Mr. Tardy's argument ignores commonsense solutions to extremely high death toll from guns

04 Mar 2020 | 01:01

    Editor's note: The following letter responds to the letter "Those pushing red flag laws show no concern for the real causes of gun violence" by Pierre Tardy, published in the Feb. 14 edition of The Courier.

    To the Editor:

    Americans are 25 times more likely to die from guns than people in other wealthy countries. We are the only country in the world that has more guns than people. We have twice as many guns per person as the next leading country, Syria.

    In 2017 nearly 40,000 people in the U.S. died from firearm injuries, more than eight times the number of the U.S. military who died during Operation Iraqi Freedom between 2003 and 2010. More people kill themselves with their guns than are murdered by someone else's.

    Bringing up the Parkland shooting, Mr. Tardy conveniently glosses over the presence of an armed security guard (so much for the claim of a "gun-free zone") by second-guessing his actions and ignoring the four deputies that arrived at the scene moments later that did not engage the gunman. This entire episode was about 5 minutes of chaos. Teenagers, any one of whom could have been mistaken for the gunman, running everywhere.

    The possibility of mistaking an innocent teenager born out by how easily the assailant escaped by walking out with his classmates. Mr. Tardy also assumes that good guy bullets are somehow magically more accurate than bad guy bullets. The gun laws in Florida are among the most gun-friendly in the nation which can easily be argued as the cause of the tragedy.

    Mr. Tardy's claim that Democratic mayors run cities overrun with single mothers and drug addicts spawning all the gun violence ignores the facts that gun violence is correlated to population density, not political affiliation. Even if his arguments were true, the answer would be providing mental heath and drug rehabilitation services as well as help for unwed mothers, all Democratic causes.

    Space and commonsense preclude addressing the claims that defunding public schools is a good idea or giving women a choice when faced with an unwanted pregnancy is infanticide. The former being bad public policy and the latter being a matter of personal beliefs protected under the Constitution.

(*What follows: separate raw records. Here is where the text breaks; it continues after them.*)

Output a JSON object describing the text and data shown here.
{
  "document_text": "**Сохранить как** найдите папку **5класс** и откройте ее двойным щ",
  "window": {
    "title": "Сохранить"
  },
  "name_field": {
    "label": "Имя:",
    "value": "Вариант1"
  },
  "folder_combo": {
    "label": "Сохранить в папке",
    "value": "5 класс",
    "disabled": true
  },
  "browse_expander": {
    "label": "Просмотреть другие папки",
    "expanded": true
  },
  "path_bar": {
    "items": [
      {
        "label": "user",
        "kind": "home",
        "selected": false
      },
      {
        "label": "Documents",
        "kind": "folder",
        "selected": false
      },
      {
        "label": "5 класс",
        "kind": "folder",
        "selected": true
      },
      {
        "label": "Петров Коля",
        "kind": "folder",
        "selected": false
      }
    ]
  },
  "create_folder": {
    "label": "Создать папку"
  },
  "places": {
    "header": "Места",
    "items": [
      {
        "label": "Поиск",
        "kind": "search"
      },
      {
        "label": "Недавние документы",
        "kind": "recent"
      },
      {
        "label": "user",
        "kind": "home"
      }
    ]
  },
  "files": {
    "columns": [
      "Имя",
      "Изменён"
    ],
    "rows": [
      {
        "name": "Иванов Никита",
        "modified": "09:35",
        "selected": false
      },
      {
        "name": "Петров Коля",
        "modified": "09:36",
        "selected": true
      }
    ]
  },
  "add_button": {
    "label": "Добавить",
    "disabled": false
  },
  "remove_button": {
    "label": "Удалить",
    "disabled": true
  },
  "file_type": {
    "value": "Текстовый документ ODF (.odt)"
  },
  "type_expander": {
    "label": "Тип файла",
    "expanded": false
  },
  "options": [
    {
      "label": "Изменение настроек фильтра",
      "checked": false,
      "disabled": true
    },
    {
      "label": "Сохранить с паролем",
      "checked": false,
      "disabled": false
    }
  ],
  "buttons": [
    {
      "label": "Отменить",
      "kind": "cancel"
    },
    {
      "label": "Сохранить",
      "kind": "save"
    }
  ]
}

    To evoke history against supporting commonsense regulation of guns is ironic. Historically the right of the government to regulate firearms has only recently been challenged. Lest we forget, it was a bunch of liberal extremists that fought and died for the second amendment, not the conservatives who steadfastly defended the status quo.

    Ron Day

    Milford